■ **Work to complete**:
Check each line of the data below for the string "price". Then give the number of lines that have it, without anything else.

■ **Extracted material**:
.....
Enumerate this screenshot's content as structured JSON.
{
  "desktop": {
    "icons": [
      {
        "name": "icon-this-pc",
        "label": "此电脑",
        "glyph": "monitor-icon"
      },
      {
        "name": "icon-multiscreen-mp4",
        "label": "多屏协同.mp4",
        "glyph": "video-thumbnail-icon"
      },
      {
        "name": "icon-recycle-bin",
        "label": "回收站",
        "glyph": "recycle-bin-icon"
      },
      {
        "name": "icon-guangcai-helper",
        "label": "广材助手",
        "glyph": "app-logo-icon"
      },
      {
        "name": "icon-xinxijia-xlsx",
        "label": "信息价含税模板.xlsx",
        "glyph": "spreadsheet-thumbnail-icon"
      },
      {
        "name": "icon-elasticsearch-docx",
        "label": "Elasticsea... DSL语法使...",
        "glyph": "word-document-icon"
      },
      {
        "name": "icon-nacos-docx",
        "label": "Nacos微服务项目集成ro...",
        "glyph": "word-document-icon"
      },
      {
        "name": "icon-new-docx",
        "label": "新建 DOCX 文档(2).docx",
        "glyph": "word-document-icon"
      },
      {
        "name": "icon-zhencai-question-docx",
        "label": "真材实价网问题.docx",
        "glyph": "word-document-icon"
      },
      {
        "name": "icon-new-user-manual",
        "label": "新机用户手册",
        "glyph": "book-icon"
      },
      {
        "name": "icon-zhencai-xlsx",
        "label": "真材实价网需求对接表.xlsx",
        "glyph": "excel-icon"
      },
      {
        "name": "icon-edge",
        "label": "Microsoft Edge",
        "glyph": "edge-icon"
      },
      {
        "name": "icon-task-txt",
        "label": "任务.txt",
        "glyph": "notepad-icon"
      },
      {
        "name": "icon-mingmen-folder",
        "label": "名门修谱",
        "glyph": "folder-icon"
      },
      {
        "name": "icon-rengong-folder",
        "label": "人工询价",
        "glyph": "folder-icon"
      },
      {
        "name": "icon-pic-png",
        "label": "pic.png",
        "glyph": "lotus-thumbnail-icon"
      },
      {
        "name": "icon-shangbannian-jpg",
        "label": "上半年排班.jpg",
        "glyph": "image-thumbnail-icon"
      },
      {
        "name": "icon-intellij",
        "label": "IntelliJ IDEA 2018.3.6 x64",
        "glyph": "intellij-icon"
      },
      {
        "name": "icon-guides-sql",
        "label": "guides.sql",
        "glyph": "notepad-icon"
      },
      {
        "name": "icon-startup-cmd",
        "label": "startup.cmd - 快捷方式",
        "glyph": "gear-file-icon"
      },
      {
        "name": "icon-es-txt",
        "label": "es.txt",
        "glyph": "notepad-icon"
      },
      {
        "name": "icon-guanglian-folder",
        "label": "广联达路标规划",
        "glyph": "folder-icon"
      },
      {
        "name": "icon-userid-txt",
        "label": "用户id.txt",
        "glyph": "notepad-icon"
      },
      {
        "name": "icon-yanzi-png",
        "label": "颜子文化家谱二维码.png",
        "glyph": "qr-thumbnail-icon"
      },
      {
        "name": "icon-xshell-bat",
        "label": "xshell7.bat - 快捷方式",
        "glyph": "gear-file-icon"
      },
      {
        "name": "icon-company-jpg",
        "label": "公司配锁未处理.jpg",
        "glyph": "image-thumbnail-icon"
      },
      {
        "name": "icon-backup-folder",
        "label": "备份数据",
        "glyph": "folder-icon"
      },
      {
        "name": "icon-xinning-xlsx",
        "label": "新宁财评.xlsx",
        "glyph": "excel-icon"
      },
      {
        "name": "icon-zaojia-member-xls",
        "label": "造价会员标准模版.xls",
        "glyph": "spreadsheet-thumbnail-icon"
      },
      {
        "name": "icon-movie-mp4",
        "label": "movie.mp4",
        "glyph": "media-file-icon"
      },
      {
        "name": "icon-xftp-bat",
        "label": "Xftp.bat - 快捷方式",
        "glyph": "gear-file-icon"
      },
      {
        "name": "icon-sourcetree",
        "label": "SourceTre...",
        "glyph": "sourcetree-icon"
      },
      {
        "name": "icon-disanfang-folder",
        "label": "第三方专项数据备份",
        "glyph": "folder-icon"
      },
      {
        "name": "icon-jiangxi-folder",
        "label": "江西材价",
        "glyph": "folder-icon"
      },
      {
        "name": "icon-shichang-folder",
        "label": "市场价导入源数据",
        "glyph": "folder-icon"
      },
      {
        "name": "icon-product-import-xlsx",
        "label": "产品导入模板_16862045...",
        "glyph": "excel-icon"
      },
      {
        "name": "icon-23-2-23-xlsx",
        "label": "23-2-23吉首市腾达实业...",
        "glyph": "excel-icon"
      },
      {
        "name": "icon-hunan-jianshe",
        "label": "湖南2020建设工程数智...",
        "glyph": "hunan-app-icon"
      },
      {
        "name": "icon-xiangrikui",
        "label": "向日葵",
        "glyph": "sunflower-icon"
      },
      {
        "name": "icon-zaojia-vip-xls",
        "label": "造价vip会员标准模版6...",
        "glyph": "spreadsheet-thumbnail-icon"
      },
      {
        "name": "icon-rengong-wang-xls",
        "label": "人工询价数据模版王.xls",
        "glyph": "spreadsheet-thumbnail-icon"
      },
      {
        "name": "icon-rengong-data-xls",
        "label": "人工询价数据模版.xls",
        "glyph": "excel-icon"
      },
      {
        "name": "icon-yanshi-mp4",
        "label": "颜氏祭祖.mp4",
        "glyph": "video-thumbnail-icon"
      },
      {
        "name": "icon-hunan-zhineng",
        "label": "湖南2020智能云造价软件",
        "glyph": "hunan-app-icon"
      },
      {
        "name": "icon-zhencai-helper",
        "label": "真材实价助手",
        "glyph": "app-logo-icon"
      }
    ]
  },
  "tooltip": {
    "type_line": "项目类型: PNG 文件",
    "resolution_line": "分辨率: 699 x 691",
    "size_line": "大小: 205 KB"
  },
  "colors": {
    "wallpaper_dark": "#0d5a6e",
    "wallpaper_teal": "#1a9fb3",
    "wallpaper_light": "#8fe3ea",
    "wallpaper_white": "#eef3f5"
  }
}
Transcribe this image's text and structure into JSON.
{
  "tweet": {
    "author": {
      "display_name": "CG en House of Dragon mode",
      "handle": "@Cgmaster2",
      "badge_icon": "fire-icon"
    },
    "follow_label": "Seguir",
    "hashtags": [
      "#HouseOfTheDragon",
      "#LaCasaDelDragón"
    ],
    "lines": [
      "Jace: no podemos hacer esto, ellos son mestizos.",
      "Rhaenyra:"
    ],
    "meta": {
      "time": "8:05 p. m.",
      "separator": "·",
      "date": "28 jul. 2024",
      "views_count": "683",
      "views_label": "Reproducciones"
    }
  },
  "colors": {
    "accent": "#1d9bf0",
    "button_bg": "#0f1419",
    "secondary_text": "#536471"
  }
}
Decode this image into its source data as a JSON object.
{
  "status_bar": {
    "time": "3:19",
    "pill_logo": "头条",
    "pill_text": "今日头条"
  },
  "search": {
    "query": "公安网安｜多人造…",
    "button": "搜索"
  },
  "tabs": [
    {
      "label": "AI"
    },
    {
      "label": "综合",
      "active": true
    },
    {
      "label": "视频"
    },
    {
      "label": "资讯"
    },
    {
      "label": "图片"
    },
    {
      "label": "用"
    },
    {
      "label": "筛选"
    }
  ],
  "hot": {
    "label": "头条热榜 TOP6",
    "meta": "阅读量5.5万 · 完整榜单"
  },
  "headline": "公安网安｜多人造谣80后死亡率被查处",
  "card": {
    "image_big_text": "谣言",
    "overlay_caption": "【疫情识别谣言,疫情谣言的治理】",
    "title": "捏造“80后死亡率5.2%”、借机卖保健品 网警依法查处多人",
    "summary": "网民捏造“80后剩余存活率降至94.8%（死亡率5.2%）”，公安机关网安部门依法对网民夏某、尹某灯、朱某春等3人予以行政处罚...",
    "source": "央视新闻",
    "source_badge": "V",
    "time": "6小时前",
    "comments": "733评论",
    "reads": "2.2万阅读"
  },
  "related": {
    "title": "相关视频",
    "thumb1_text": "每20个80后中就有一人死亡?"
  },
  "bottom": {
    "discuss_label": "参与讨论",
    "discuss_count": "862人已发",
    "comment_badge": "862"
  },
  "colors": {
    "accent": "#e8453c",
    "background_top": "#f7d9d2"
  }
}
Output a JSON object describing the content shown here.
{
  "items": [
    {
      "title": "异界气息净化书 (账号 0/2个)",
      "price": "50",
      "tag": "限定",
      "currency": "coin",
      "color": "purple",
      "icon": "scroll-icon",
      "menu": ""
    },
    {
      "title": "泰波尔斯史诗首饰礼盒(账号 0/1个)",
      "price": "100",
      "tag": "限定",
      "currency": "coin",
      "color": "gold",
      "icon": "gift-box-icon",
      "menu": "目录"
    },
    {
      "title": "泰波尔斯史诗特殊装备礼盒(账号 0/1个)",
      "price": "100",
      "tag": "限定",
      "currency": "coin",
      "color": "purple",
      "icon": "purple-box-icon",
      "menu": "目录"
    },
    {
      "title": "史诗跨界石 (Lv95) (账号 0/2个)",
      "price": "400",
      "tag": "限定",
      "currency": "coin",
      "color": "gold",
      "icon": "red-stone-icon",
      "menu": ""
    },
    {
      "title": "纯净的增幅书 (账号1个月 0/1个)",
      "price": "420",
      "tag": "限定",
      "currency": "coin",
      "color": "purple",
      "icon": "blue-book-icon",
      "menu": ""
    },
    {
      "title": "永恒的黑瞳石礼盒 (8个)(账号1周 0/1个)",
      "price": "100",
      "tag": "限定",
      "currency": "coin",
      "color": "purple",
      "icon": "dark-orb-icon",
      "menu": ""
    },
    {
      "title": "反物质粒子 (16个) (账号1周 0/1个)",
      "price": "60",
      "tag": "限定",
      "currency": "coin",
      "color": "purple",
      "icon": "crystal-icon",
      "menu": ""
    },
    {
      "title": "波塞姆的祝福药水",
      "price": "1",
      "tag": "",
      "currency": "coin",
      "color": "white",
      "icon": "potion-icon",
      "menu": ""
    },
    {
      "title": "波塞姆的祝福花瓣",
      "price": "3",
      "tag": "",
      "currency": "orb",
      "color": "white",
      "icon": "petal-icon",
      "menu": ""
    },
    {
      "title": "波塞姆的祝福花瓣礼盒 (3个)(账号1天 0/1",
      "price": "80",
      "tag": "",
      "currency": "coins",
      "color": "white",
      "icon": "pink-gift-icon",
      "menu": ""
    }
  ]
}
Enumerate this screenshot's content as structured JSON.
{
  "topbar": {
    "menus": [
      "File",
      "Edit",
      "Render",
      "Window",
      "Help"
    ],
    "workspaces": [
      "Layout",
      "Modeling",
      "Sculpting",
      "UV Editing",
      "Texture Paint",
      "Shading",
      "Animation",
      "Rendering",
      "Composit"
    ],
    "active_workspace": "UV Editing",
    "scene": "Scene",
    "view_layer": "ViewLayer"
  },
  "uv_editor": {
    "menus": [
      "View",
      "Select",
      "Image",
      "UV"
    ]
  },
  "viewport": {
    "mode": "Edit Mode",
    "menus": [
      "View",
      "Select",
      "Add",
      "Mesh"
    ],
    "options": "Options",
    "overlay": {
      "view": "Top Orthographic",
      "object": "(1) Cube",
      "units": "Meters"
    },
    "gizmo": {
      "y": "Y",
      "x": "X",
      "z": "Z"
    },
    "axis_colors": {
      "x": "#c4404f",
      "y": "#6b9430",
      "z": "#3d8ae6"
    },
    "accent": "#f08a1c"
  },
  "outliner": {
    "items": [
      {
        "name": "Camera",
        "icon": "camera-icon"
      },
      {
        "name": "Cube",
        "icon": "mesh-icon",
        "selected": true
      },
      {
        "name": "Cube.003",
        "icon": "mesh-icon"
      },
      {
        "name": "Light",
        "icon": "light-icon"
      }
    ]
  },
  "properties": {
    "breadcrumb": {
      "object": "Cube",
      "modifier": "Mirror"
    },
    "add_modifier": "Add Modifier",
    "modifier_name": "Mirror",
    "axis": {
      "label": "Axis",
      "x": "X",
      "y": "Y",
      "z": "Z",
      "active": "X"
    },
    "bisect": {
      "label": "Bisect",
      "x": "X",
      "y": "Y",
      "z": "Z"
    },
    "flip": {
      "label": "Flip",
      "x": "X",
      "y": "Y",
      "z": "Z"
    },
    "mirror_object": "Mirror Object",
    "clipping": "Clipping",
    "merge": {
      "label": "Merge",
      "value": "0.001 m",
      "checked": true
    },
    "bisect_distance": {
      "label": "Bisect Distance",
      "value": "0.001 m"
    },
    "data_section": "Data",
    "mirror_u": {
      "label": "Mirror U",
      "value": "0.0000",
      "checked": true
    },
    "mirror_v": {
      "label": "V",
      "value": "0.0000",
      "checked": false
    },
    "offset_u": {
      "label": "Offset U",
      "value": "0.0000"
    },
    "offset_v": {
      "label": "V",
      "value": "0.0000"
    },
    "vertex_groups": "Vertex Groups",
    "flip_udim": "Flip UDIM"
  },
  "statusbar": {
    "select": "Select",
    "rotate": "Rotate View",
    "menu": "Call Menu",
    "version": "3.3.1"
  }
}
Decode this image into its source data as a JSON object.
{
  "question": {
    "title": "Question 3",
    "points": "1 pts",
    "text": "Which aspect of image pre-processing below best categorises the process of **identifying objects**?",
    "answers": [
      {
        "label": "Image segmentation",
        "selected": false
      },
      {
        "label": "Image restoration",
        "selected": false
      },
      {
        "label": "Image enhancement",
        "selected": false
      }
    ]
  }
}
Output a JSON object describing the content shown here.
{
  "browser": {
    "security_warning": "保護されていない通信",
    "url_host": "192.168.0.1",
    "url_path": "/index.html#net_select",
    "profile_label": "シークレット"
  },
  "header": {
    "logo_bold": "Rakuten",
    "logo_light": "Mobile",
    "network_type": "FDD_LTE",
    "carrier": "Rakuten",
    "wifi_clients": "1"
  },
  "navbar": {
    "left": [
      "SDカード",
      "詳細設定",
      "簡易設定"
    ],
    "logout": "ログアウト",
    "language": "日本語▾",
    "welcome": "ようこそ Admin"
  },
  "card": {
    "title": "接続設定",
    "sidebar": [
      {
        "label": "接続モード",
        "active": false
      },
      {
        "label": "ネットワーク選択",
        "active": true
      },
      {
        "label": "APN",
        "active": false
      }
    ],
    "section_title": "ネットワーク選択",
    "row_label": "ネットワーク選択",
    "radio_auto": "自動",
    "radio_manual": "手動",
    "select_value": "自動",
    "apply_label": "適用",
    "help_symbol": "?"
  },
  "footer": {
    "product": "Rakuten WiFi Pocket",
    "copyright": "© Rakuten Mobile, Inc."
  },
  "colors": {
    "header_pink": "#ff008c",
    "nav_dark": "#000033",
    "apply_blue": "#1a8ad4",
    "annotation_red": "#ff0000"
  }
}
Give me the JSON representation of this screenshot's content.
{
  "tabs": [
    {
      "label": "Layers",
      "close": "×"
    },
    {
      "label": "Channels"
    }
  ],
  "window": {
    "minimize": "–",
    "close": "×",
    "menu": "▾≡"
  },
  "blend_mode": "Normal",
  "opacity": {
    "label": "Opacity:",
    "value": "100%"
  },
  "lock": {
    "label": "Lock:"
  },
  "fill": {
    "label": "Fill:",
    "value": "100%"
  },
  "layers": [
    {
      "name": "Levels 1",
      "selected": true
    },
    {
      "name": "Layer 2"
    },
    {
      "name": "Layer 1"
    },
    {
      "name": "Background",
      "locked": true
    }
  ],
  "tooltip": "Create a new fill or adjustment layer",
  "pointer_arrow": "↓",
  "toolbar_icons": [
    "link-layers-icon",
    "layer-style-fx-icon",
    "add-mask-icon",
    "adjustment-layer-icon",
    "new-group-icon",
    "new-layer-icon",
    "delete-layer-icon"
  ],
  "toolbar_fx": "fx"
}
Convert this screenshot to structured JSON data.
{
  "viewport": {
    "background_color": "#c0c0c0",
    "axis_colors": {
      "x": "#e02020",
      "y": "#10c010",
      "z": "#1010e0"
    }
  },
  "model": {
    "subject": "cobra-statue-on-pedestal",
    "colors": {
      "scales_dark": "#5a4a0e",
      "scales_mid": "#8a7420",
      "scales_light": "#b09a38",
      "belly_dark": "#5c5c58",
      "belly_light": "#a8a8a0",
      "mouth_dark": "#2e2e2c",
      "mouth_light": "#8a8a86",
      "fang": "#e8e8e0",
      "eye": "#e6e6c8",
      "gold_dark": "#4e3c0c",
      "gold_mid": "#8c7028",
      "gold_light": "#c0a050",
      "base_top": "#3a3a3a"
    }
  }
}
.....
■ **Answer to this problem**:
10